Thanks to Bob Greenyer for posting this video from Brilliant Light Power which I had not seen before. It shows a SunCell being activated by a worker, and very soon a hole in the side is burned through.
This is the BLP’s description of what is shown:
“The SunCell reactor was at 30°C when the reaction was initiated. The reactor comprised boron nitride molten metal reservoirs and a ceramic-coated stainless steel (SS) dome. The molten metal was gallium that was injected with a SS electromagnetic pump injector inside of the reactor to hit the other boron nitride reservoir with pooled gallium that served as the counter electrode. The gas was over-atmospheric argon-H2 of a non-combustible stoichiometry. The source of O to form HOH catalyst was trace gallium oxide. The hydrino reaction caused the pressure and temperature in the SS dome to go vertical. The hydrino reaction can develop explosive power (note that the blow off valve was activated at ignition). The jet was the hydrino plasma that breached the wall that was melted by the heat from the hydrino reaction. The source of power is H2 to molecular hydrino H2(1/4) + 50 MJ catalyzed the HOH catalyst. H2 goes in and H2(1/4) and massive power comes out. The H2 can be obtained from the electrolysis of water using 1/200th the energy released in the reaction of the hydrogen to hydrino.”

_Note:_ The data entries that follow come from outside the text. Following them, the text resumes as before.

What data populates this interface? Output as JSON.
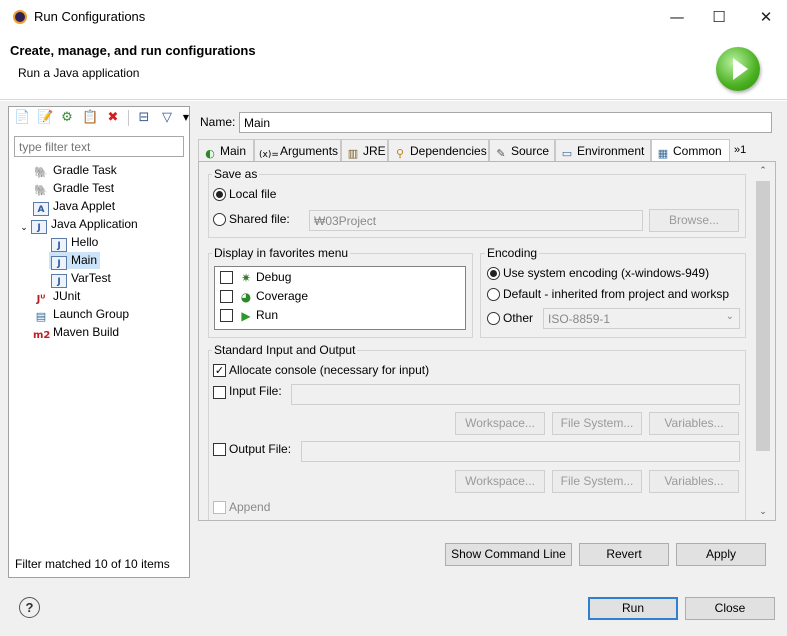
{
  "window": {
    "title": "Run Configurations",
    "minimize_glyph": "—",
    "maximize_glyph": "☐",
    "close_glyph": "✕"
  },
  "header": {
    "title": "Create, manage, and run configurations",
    "subtitle": "Run a Java application"
  },
  "left": {
    "filter_placeholder": "type filter text",
    "tree": [
      {
        "label": "Gradle Task",
        "icon": "gradle-elephant-icon"
      },
      {
        "label": "Gradle Test",
        "icon": "gradle-elephant-icon"
      },
      {
        "label": "Java Applet",
        "icon": "java-applet-icon"
      },
      {
        "label": "Java Application",
        "icon": "java-application-icon",
        "expanded": true
      },
      {
        "label": "Hello",
        "icon": "java-class-icon"
      },
      {
        "label": "Main",
        "icon": "java-class-icon",
        "selected": true
      },
      {
        "label": "VarTest",
        "icon": "java-class-icon"
      },
      {
        "label": "JUnit",
        "icon": "junit-icon"
      },
      {
        "label": "Launch Group",
        "icon": "launch-group-icon"
      },
      {
        "label": "Maven Build",
        "icon": "maven-icon"
      }
    ],
    "status": "Filter matched 10 of 10 items"
  },
  "config": {
    "name_label": "Name:",
    "name_value": "Main",
    "tabs": [
      {
        "label": "Main",
        "icon": "main-tab-icon"
      },
      {
        "label": "Arguments",
        "icon": "arguments-icon"
      },
      {
        "label": "JRE",
        "icon": "jre-icon"
      },
      {
        "label": "Dependencies",
        "icon": "dependencies-icon"
      },
      {
        "label": "Source",
        "icon": "source-icon"
      },
      {
        "label": "Environment",
        "icon": "environment-icon"
      },
      {
        "label": "Common",
        "icon": "common-icon",
        "active": true
      },
      {
        "label": "»1",
        "icon": "overflow-tabs-icon"
      }
    ],
    "save_as": {
      "title": "Save as",
      "local_file": "Local file",
      "shared_file": "Shared file:",
      "shared_path": "₩03Project",
      "browse": "Browse..."
    },
    "favorites": {
      "title": "Display in favorites menu",
      "items": [
        "Debug",
        "Coverage",
        "Run"
      ]
    },
    "encoding": {
      "title": "Encoding",
      "use_system": "Use system encoding (x-windows-949)",
      "default_inherited": "Default - inherited from project and worksp",
      "other": "Other",
      "other_value": "ISO-8859-1"
    },
    "stdio": {
      "title": "Standard Input and Output",
      "allocate_console": "Allocate console (necessary for input)",
      "input_file": "Input File:",
      "output_file": "Output File:",
      "workspace": "Workspace...",
      "file_system": "File System...",
      "variables": "Variables...",
      "append": "Append"
    },
    "buttons": {
      "show_command_line": "Show Command Line",
      "revert": "Revert",
      "apply": "Apply"
    }
  },
  "footer": {
    "help_glyph": "?",
    "run": "Run",
    "close": "Close"
  }
}
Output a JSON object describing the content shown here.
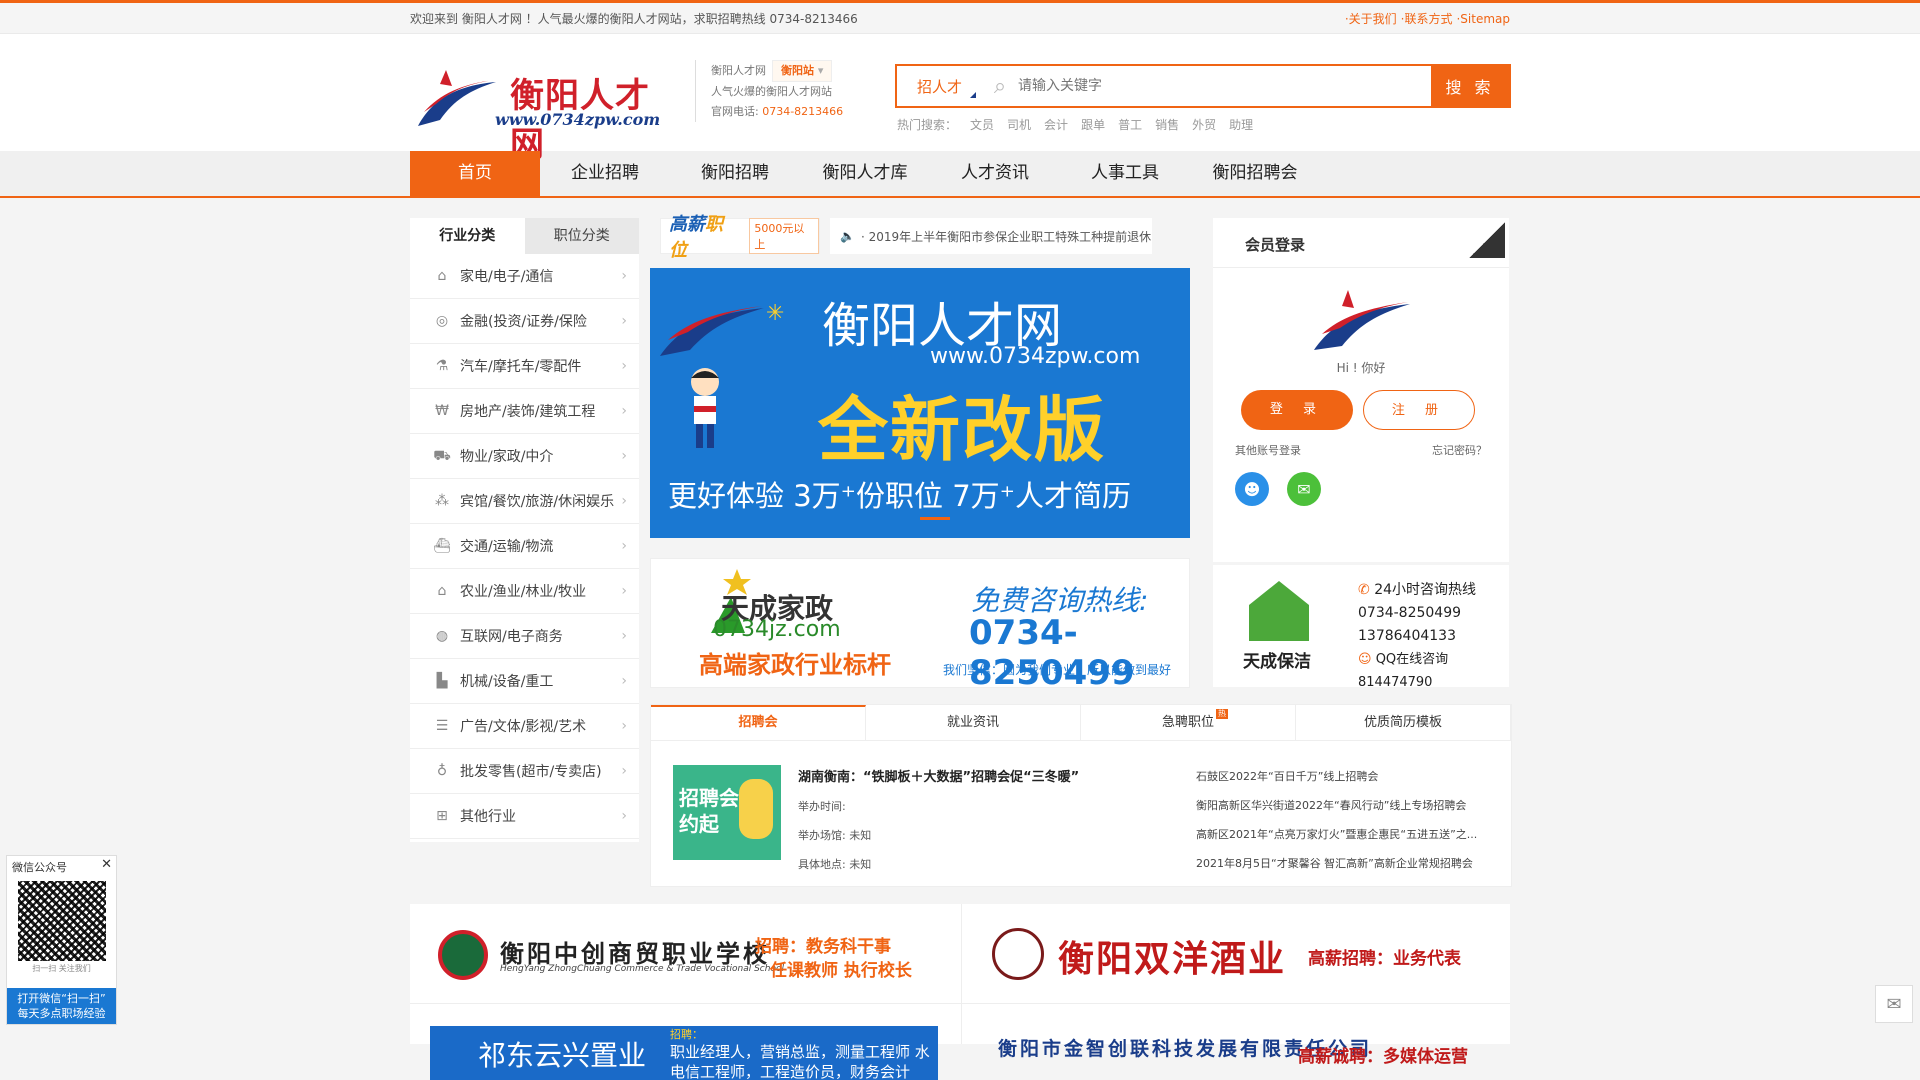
{
  "topbar": {
    "welcome": "欢迎来到 衡阳人才网 ！人气最火爆的衡阳人才网站，求职招聘热线 0734-8213466",
    "links": [
      "·关于我们",
      "·联系方式",
      "·Sitemap"
    ]
  },
  "header": {
    "logo_text": "衡阳人才网",
    "logo_url": "www.0734zpw.com",
    "site_name": "衡阳人才网",
    "station": "衡阳站",
    "tagline": "人气火爆的衡阳人才网站",
    "phone_label": "官网电话:",
    "phone": "0734-8213466"
  },
  "search": {
    "category": "招人才",
    "placeholder": "请输入关键字",
    "button": "搜 索",
    "hot_label": "热门搜索：",
    "hot": [
      "文员",
      "司机",
      "会计",
      "跟单",
      "普工",
      "销售",
      "外贸",
      "助理"
    ]
  },
  "nav": [
    "首页",
    "企业招聘",
    "衡阳招聘",
    "衡阳人才库",
    "人才资讯",
    "人事工具",
    "衡阳招聘会"
  ],
  "left": {
    "tabs": [
      "行业分类",
      "职位分类"
    ],
    "items": [
      {
        "label": "家电/电子/通信",
        "icon": "home-appliance-icon"
      },
      {
        "label": "金融(投资/证券/保险",
        "icon": "coins-icon"
      },
      {
        "label": "汽车/摩托车/零配件",
        "icon": "flask-icon"
      },
      {
        "label": "房地产/装饰/建筑工程",
        "icon": "yuan-icon"
      },
      {
        "label": "物业/家政/中介",
        "icon": "truck-icon"
      },
      {
        "label": "宾馆/餐饮/旅游/休闲娱乐",
        "icon": "molecule-icon"
      },
      {
        "label": "交通/运输/物流",
        "icon": "ship-icon"
      },
      {
        "label": "农业/渔业/林业/牧业",
        "icon": "house-icon"
      },
      {
        "label": "互联网/电子商务",
        "icon": "globe-icon"
      },
      {
        "label": "机械/设备/重工",
        "icon": "factory-icon"
      },
      {
        "label": "广告/文体/影视/艺术",
        "icon": "list-icon"
      },
      {
        "label": "批发零售(超市/专卖店)",
        "icon": "bottle-icon"
      },
      {
        "label": "其他行业",
        "icon": "network-icon"
      }
    ]
  },
  "strip": {
    "title_a": "高薪",
    "title_b": "职位",
    "salary": "5000元以上",
    "notice": "· 2019年上半年衡阳市参保企业职工特殊工种提前退休..."
  },
  "hero": {
    "title": "衡阳人才网",
    "url": "www.0734zpw.com",
    "headline": "全新改版",
    "sub": "更好体验 3万⁺份职位 7万⁺人才简历"
  },
  "ad_jz": {
    "name": "天成家政",
    "domain": "0734jz.com",
    "slogan": "高端家政行业标杆",
    "hotline_label": "免费咨询热线:",
    "hotline": "0734-8250499",
    "promise": "我们坚信：因为我们专业，所以能做到最好"
  },
  "login": {
    "title": "会员登录",
    "hi": "Hi ! 你好",
    "login": "登 录",
    "register": "注 册",
    "other": "其他账号登录",
    "forgot": "忘记密码？"
  },
  "ad_clean": {
    "name": "天成保洁",
    "hotline_label": "24小时咨询热线",
    "phone1": "0734-8250499",
    "phone2": "13786404133",
    "qq_label": "QQ在线咨询",
    "qq": "814474790"
  },
  "news_tabs": {
    "tabs": [
      "招聘会",
      "就业资讯",
      "急聘职位",
      "优质简历模板"
    ],
    "badge": "热",
    "image_text": "招聘会 约起",
    "featured_title": "湖南衡南：“铁脚板＋大数据”招聘会促“三冬暖”",
    "time": "举办时间:",
    "venue": "举办场馆:  未知",
    "place": "具体地点:  未知",
    "list": [
      "石鼓区2022年“百日千万”线上招聘会",
      "衡阳高新区华兴街道2022年“春风行动”线上专场招聘会",
      "高新区2021年“点亮万家灯火”暨惠企惠民“五进五送”之...",
      "2021年8月5日“才聚馨谷 智汇高新”高新企业常规招聘会"
    ]
  },
  "bottom_ads": {
    "a_name": "衡阳中创商贸职业学校",
    "a_sub": "HengYang ZhongChuang Commerce & Trade Vocational School",
    "a_hire1": "招聘：教务科干事",
    "a_hire2": "任课教师   执行校长",
    "b_name": "衡阳双洋酒业",
    "b_hire": "高薪招聘：业务代表",
    "c_name": "祁东云兴置业",
    "c_hire_label": "招聘：",
    "c_hire": "职业经理人，营销总监，测量工程师 水电信工程师，工程造价员，财务会计",
    "d_name": "衡阳市金智创联科技发展有限责任公司",
    "d_hire": "高薪诚聘：多媒体运营"
  },
  "wechat": {
    "title": "微信公众号",
    "caption": "扫一扫 关注我们",
    "footer1": "打开微信“扫一扫”",
    "footer2": "每天多点职场经验"
  }
}
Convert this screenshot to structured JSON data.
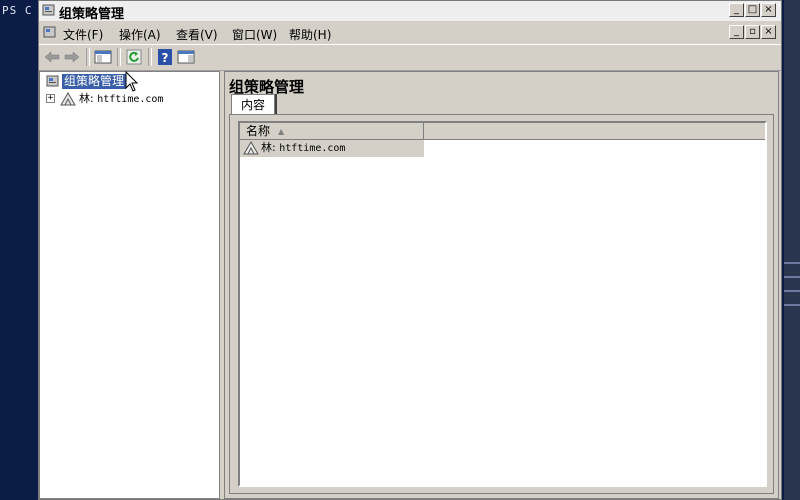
{
  "background": {
    "terminal_text": "PS C"
  },
  "window": {
    "title": "组策略管理",
    "controls": {
      "minimize": "_",
      "maximize": "□",
      "close": "×"
    },
    "mdi_controls": {
      "minimize": "_",
      "restore": "▫",
      "close": "×"
    }
  },
  "menu": {
    "items": [
      {
        "label": "文件(F)"
      },
      {
        "label": "操作(A)"
      },
      {
        "label": "查看(V)"
      },
      {
        "label": "窗口(W)"
      },
      {
        "label": "帮助(H)"
      }
    ]
  },
  "toolbar": {
    "buttons": [
      "back-arrow",
      "forward-arrow",
      "show-hide-tree",
      "refresh",
      "help",
      "show-action-pane"
    ]
  },
  "tree": {
    "root_label": "组策略管理",
    "child": {
      "prefix": "林:",
      "domain": "htftime.com",
      "expander": "+"
    }
  },
  "right_pane": {
    "title": "组策略管理",
    "tab_label": "内容",
    "list": {
      "column_header": "名称",
      "rows": [
        {
          "prefix": "林:",
          "domain": "htftime.com"
        }
      ]
    }
  },
  "colors": {
    "selection": "#3a5fa8",
    "window_face": "#d4d0c8",
    "desktop": "#0b1d47"
  }
}
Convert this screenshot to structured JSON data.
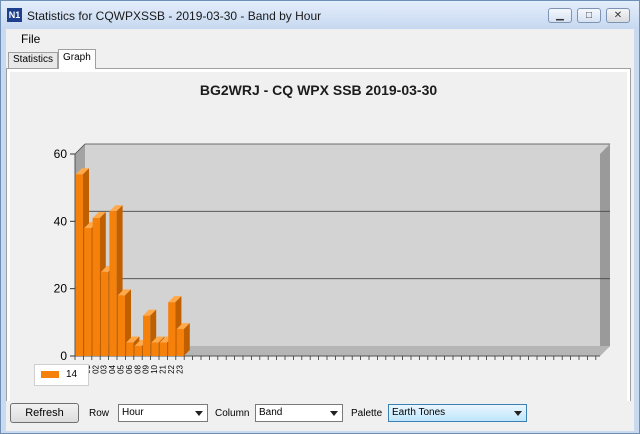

You can see before the ignition that the area where the heat is concentrated is already discolored, not sure what that means.